This dish can be eaten the day it’s made or left to ferment slightly at room temperature overnight for a deeper flavor and softer texture.
- 1 1⁄4 lb. thin, firm cucumbers, preferably Japanese or Kirby, rounded ends trimmed off, cut crosswise into 1 1/2″ lengths
- 1 tbsp. kosher salt
- 3 tbsp. Korean chile powder
- 1 1⁄2 tbsp. finely chopped Korean salted shrimp
- 1 tbsp. finely chopped carrot
- 1 tbsp. Korean anchovy sauce (aek jeot) or Southeast Asian fish sauce
- 2 tsp. sesame seeds
- 2 tsp. sugar
- 30 Korean chives or garlic chives cut into 1″ pieces
- 4 cloves garlic, finely chopped and mashed into a paste
- 3 scallions, white and light green parts only, thinly sliced diagonally
- 1 (1″) piece ginger, peeled, finely chopped, and mashed 1/4 Asian pear, peeled and finely chopped
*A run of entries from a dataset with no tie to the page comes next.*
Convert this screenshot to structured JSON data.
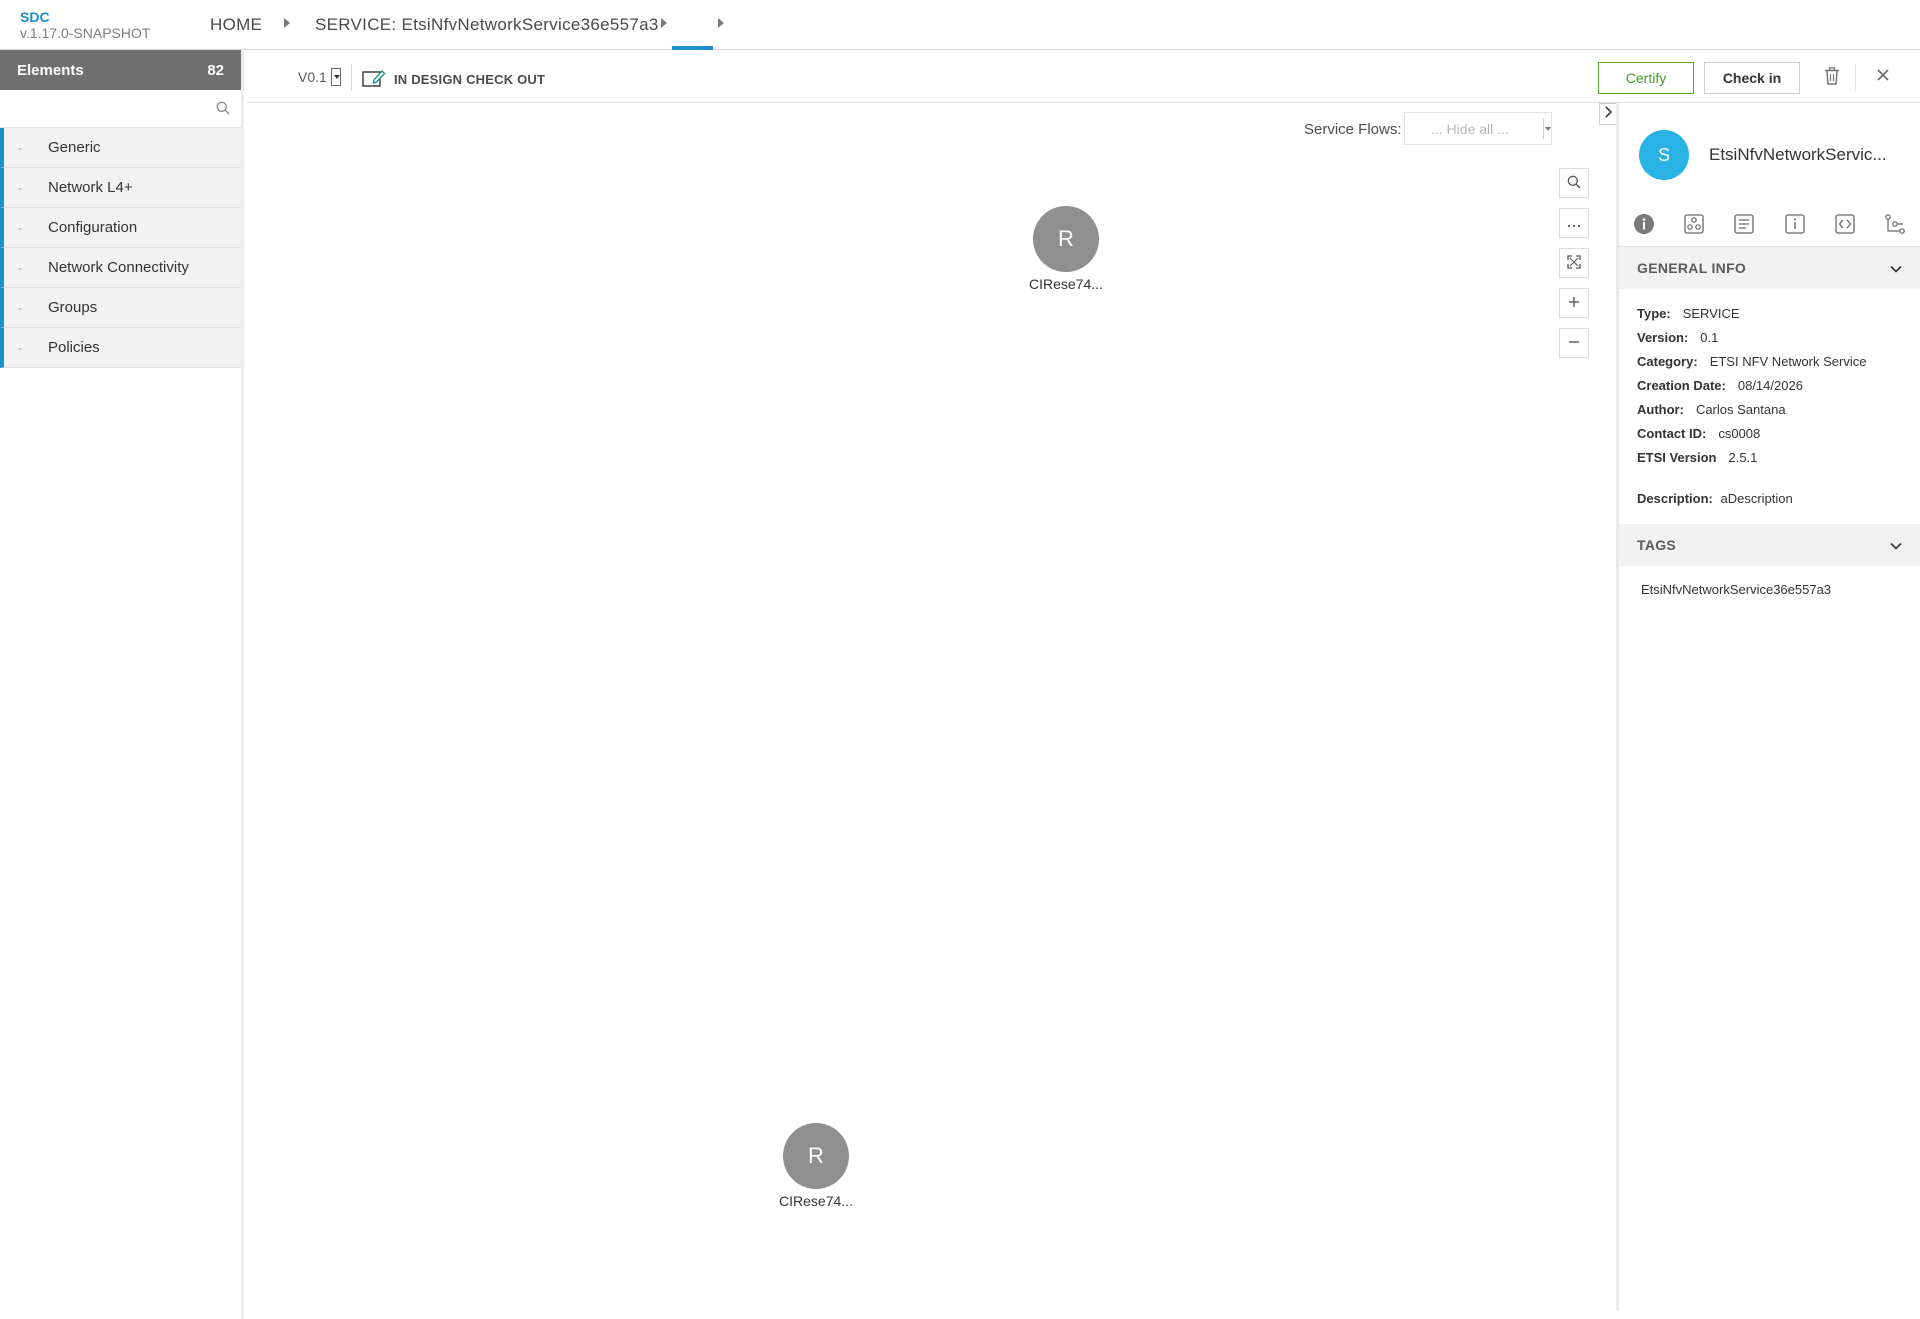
{
  "app": {
    "name": "SDC",
    "version": "v.1.17.0-SNAPSHOT"
  },
  "breadcrumb": {
    "home": "HOME",
    "service": "SERVICE: EtsiNfvNetworkService36e557a3"
  },
  "left_panel": {
    "title": "Elements",
    "count": "82",
    "search_placeholder": "",
    "categories": [
      {
        "dash": "-",
        "label": "Generic"
      },
      {
        "dash": "-",
        "label": "Network L4+"
      },
      {
        "dash": "-",
        "label": "Configuration"
      },
      {
        "dash": "-",
        "label": "Network Connectivity"
      },
      {
        "dash": "-",
        "label": "Groups"
      },
      {
        "dash": "-",
        "label": "Policies"
      }
    ]
  },
  "toolbar": {
    "version": "V0.1",
    "status": "IN DESIGN CHECK OUT",
    "certify_label": "Certify",
    "checkin_label": "Check in",
    "accent_green": "#5aad2d"
  },
  "canvas": {
    "service_flows_label": "Service Flows:",
    "service_flows_value": "... Hide all ...",
    "nodes": [
      {
        "initial": "R",
        "label": "CIRese74..."
      },
      {
        "initial": "R",
        "label": "CIRese74..."
      }
    ]
  },
  "right_panel": {
    "avatar_initial": "S",
    "title": "EtsiNfvNetworkServic...",
    "tabs": [
      "info-icon",
      "composition-icon",
      "deployment-artifacts-icon",
      "properties-icon",
      "api-icon",
      "service-paths-icon"
    ],
    "general_info": {
      "heading": "GENERAL INFO",
      "rows": [
        {
          "key": "Type:",
          "value": "SERVICE"
        },
        {
          "key": "Version:",
          "value": "0.1"
        },
        {
          "key": "Category:",
          "value": "ETSI NFV Network Service"
        },
        {
          "key": "Creation Date:",
          "value": "08/14/2026"
        },
        {
          "key": "Author:",
          "value": "Carlos Santana"
        },
        {
          "key": "Contact ID:",
          "value": "cs0008"
        },
        {
          "key": "ETSI Version",
          "value": "2.5.1"
        }
      ],
      "description_key": "Description:",
      "description_value": "aDescription"
    },
    "tags": {
      "heading": "TAGS",
      "items": [
        "EtsiNfvNetworkService36e557a3"
      ]
    }
  },
  "colors": {
    "brand_blue": "#1b8fc9",
    "avatar_blue": "#28b3e4",
    "node_gray": "#8f8f8f"
  }
}
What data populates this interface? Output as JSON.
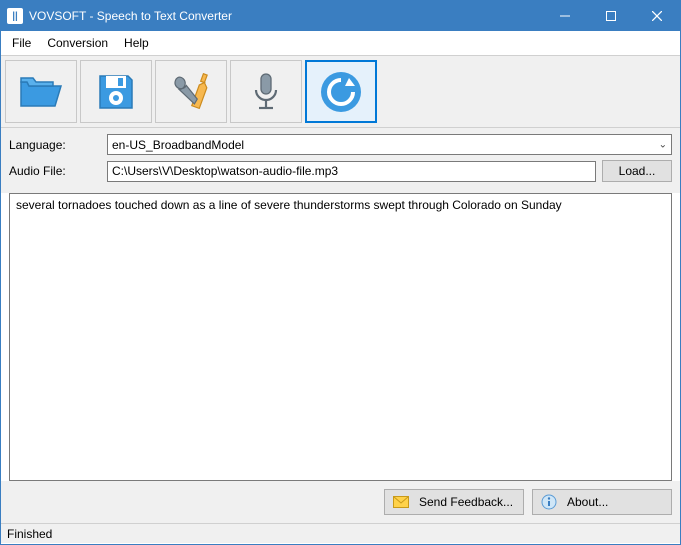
{
  "window": {
    "title": "VOVSOFT - Speech to Text Converter"
  },
  "menu": {
    "file": "File",
    "conversion": "Conversion",
    "help": "Help"
  },
  "toolbar": {
    "open": "Open",
    "save": "Save",
    "settings": "Settings",
    "record": "Record",
    "convert": "Convert"
  },
  "form": {
    "language_label": "Language:",
    "language_value": "en-US_BroadbandModel",
    "audio_label": "Audio File:",
    "audio_value": "C:\\Users\\V\\Desktop\\watson-audio-file.mp3",
    "load_button": "Load..."
  },
  "output": {
    "text": "several tornadoes touched down as a line of severe thunderstorms swept through Colorado on Sunday"
  },
  "footer": {
    "feedback": "Send Feedback...",
    "about": "About..."
  },
  "status": {
    "text": "Finished"
  }
}
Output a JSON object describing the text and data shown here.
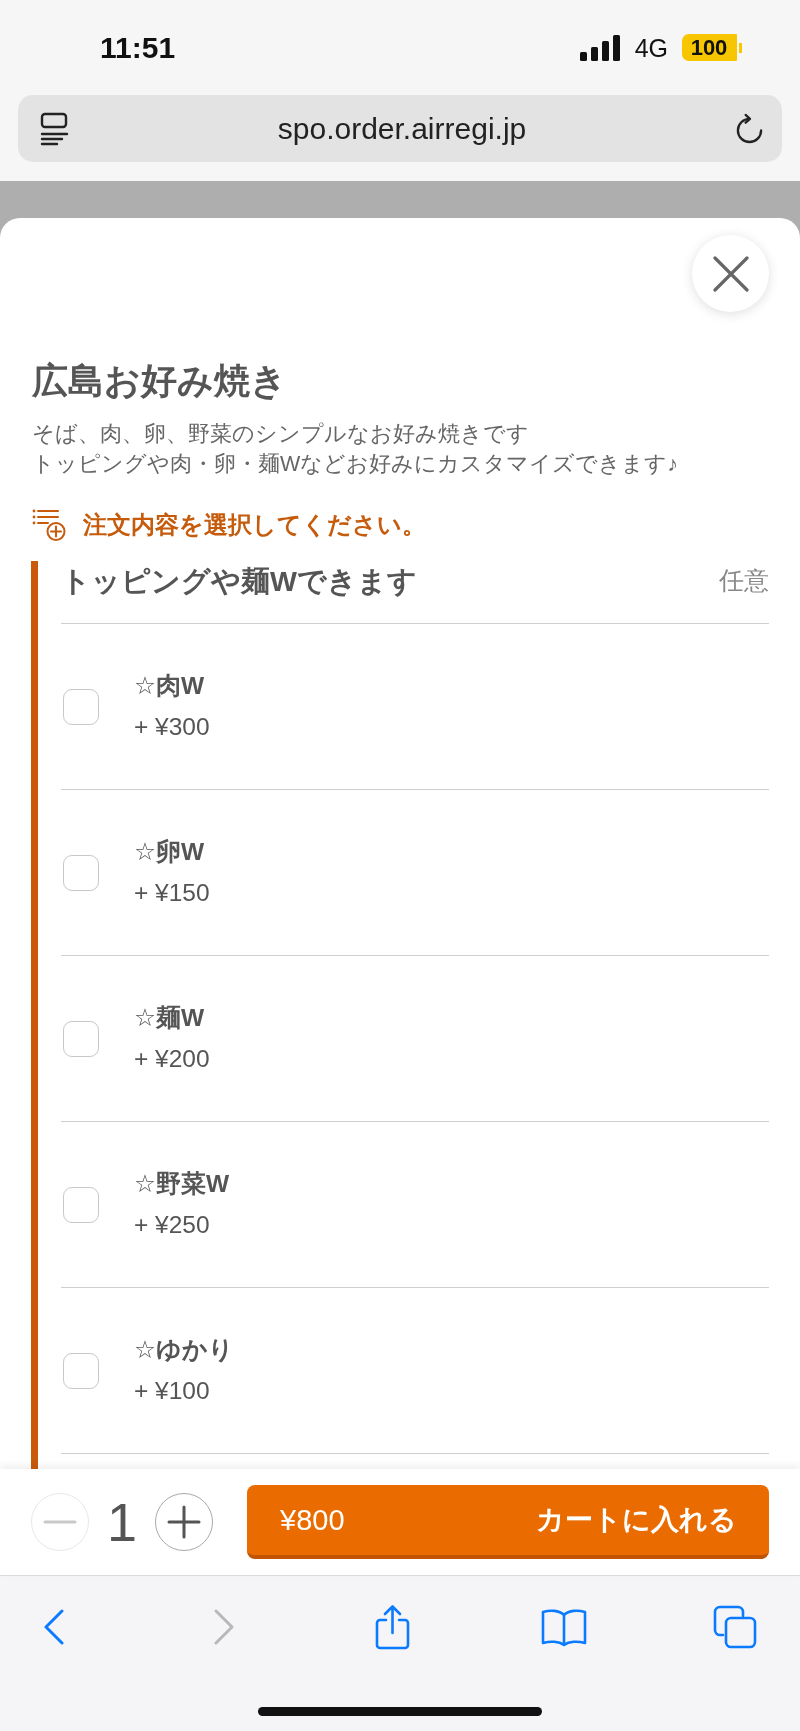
{
  "status_bar": {
    "time": "11:51",
    "network": "4G",
    "battery": "100",
    "low_power": true
  },
  "address_bar": {
    "url": "spo.order.airregi.jp"
  },
  "product": {
    "title": "広島お好み焼き",
    "description": [
      "そば、肉、卵、野菜のシンプルなお好み焼きです",
      "トッピングや肉・卵・麺Wなどお好みにカスタマイズできます♪"
    ]
  },
  "notice": "注文内容を選択してください。",
  "option_group": {
    "title": "トッピングや麺Wできます",
    "requirement": "任意",
    "options": [
      {
        "name": "☆肉W",
        "price": "+ ¥300",
        "checked": false
      },
      {
        "name": "☆卵W",
        "price": "+ ¥150",
        "checked": false
      },
      {
        "name": "☆麺W",
        "price": "+ ¥200",
        "checked": false
      },
      {
        "name": "☆野菜W",
        "price": "+ ¥250",
        "checked": false
      },
      {
        "name": "☆ゆかり",
        "price": "+ ¥100",
        "checked": false
      }
    ]
  },
  "quantity": {
    "value": "1",
    "decrease_disabled": true,
    "increase_disabled": false
  },
  "cart_button": {
    "price": "¥800",
    "label": "カートに入れる"
  },
  "toolbar": [
    {
      "kind": "back",
      "disabled": false
    },
    {
      "kind": "forward",
      "disabled": true
    },
    {
      "kind": "share",
      "disabled": false
    },
    {
      "kind": "bookmarks",
      "disabled": false
    },
    {
      "kind": "tabs",
      "disabled": false
    }
  ]
}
- 1 tbsp. pine nuts
- Working with 1 cucumber piece at a time, stand piece on its end and make 1 deep vertical cut roughly three-quarters of the way to the bottom; make another, identical cut perpendicular to the first one to form a cross-shaped opening. Transfer cucumber pieces cut side up to a large bowl. Sprinkle salt over the cucumbers, gently working some of the salt into the openings; let sit for 30 minutes. Rinse cucumbers and pat dry; set aside.
- In a medium bowl, vigorously stir together the remaining ingredients, except for the pine nuts, to make the filling. Working with 1 cucumber piece at a time, stuff about 2 tsp. of the filling into the opening. Press 3 or 4 pine nuts into the stuffing of each cucumber. Transfer to a platter and serve immediately, or allow cucumbers to ferment: nestle cucumber pieces, stuffed side up, in a plastic container; cover and let sit for 1 day at room temperature, then refrigerate until chilled. Cucumbers will continue to soften and will keep in the refrigerator for up to 1 week.